--- Material provided Enclosed Below ---
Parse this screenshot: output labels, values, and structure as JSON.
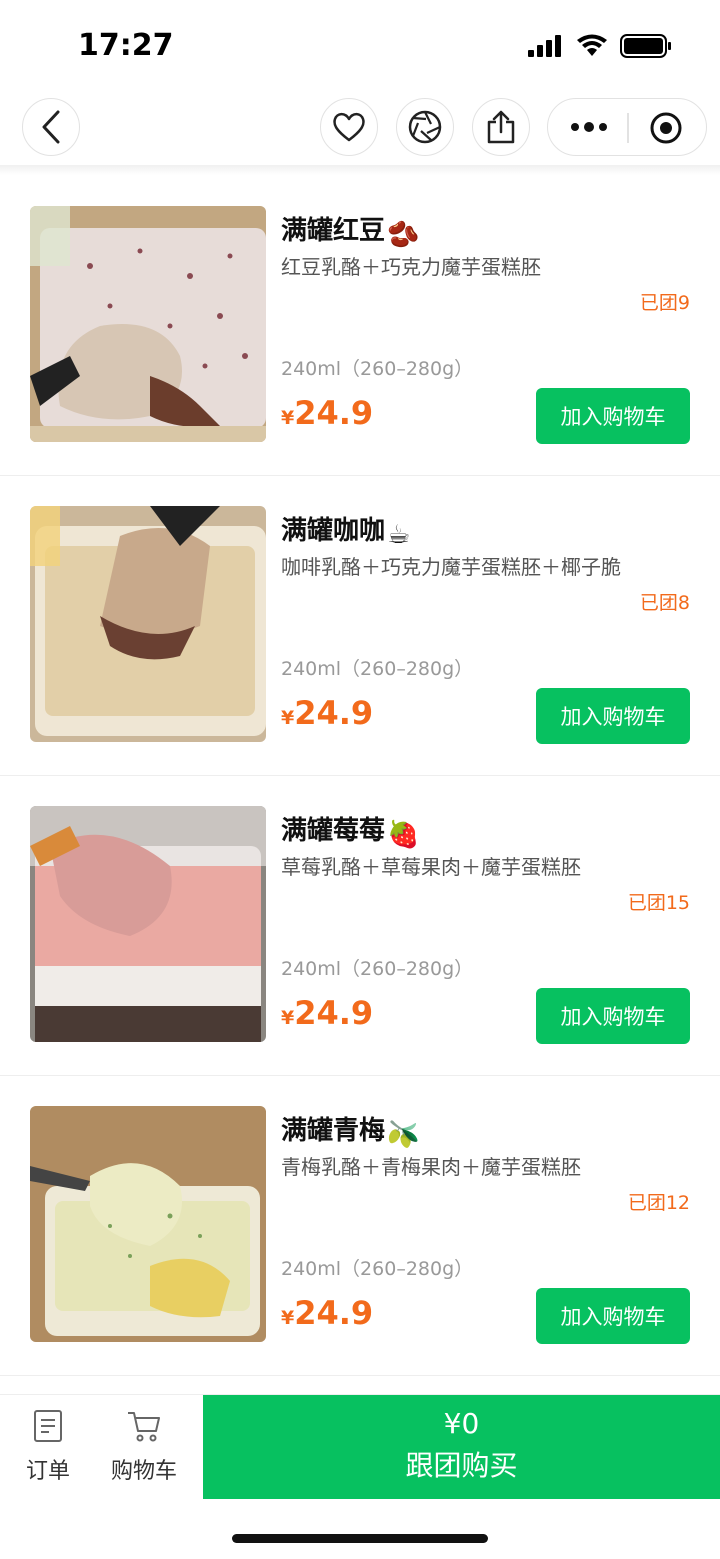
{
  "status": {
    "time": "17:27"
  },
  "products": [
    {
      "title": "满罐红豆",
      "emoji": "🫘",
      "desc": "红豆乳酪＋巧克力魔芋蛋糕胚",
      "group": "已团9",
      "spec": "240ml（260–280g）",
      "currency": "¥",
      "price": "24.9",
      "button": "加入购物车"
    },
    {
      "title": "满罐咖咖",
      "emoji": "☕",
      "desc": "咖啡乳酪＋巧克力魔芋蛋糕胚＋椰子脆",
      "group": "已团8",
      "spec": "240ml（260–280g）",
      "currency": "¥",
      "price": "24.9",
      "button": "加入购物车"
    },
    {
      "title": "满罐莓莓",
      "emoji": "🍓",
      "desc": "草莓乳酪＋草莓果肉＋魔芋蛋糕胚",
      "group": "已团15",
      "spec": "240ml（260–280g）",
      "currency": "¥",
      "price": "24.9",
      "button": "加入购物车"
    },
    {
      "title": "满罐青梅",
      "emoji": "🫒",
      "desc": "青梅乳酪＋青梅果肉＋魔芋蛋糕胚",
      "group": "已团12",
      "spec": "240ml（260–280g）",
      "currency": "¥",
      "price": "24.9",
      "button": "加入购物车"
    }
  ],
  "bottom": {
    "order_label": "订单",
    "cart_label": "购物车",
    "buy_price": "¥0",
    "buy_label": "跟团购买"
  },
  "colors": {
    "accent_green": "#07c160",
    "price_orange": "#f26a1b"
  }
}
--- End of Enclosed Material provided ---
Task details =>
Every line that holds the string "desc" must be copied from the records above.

Response to this exercise =>
      "desc": "红豆乳酪＋巧克力魔芋蛋糕胚",
      "desc": "咖啡乳酪＋巧克力魔芋蛋糕胚＋椰子脆",
      "desc": "草莓乳酪＋草莓果肉＋魔芋蛋糕胚",
      "desc": "青梅乳酪＋青梅果肉＋魔芋蛋糕胚",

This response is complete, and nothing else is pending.